Its financial health stable again, the largest bank in Japan announced that by month's end it will begin repaying $6.3 billion in bailout funds received from taxpayers in the late 1990s. Mizuho Financial Group said its buy-back of preferred shares from the Deposit Insurance Corp. would give the government a 12 percent profit on that aid. Mizuho will still owe the state $7.75 billion but said the remaining repayment should be completed by March 2007.
General Electric and Rolls-Royce won a $2.4 billion contract to develop and test engines jointly for the Pentagon's F-35 Joint Strike Fighter jet. The deal comes on top of a similar contract awarded in 2001 to United Technologies' Pratt & Whitney division. The plane, which will be used by US forces as well as by allied powers, is projected for its first test flight in 2010. Plans call for each user to be given a choice of engines when ordering the planes.
Maytag Corp. made it official, signing an agreement with rival Whirlpool to be acquired for $1.7 billion. Their merger - assuming it is OK'd by shareholders and anti-trust regulators - would give the combined company 48 percent of the nation's major-appliance market and 70 percent of washer-dryer sales. Maytag said it has paid its other suitor, the private equity firm Ripplewood Holdings, a $40 million fee for breaking their merger agreement.

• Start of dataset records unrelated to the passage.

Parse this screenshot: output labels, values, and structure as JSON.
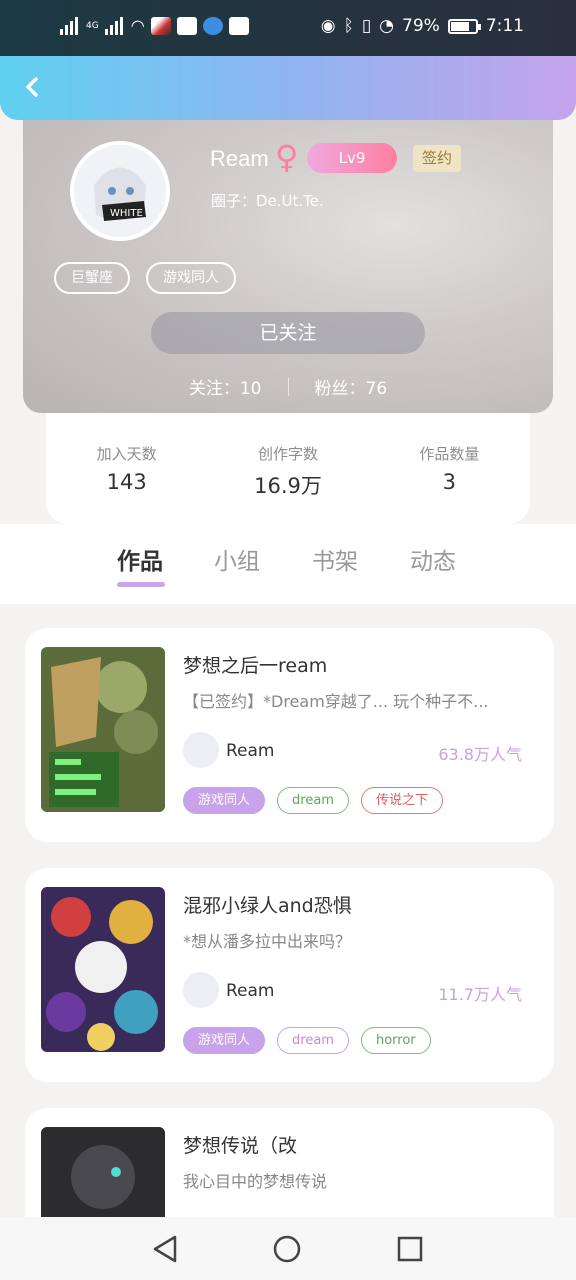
{
  "status_bar": {
    "network_label": "4G",
    "battery": "79%",
    "time": "7:11"
  },
  "profile": {
    "name": "Ream",
    "gender_symbol": "♀",
    "level": "Lv9",
    "signed_badge": "签约",
    "circle": "圈子：De.Ut.Te.",
    "tags": [
      "巨蟹座",
      "游戏同人"
    ],
    "follow_button": "已关注",
    "following": "关注：10",
    "fans": "粉丝：76"
  },
  "stats": [
    {
      "label": "加入天数",
      "value": "143"
    },
    {
      "label": "创作字数",
      "value": "16.9万"
    },
    {
      "label": "作品数量",
      "value": "3"
    }
  ],
  "tabs": [
    "作品",
    "小组",
    "书架",
    "动态"
  ],
  "works": [
    {
      "title": "梦想之后一ream",
      "desc": "【已签约】*Dream穿越了... 玩个种子不...",
      "author": "Ream",
      "popularity": "63.8万人气",
      "tags": [
        "游戏同人",
        "dream",
        "传说之下"
      ]
    },
    {
      "title": "混邪小绿人and恐惧",
      "desc": "*想从潘多拉中出来吗？",
      "author": "Ream",
      "popularity": "11.7万人气",
      "tags": [
        "游戏同人",
        "dream",
        "horror"
      ]
    },
    {
      "title": "梦想传说（改",
      "desc": "我心目中的梦想传说",
      "author": "",
      "popularity": "",
      "tags": []
    }
  ],
  "colors": {
    "accent_purple": "#c8a2ea",
    "header_start": "#5fd0f0",
    "header_end": "#c4a3ec"
  }
}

Volvo Car Corp. announced plans to lay off as many as 1,500 employees "to meet our budget goals and increase profitability." The automaker, a subsidiary of Ford, said it expects the job cuts to be confined to its operations in Sweden.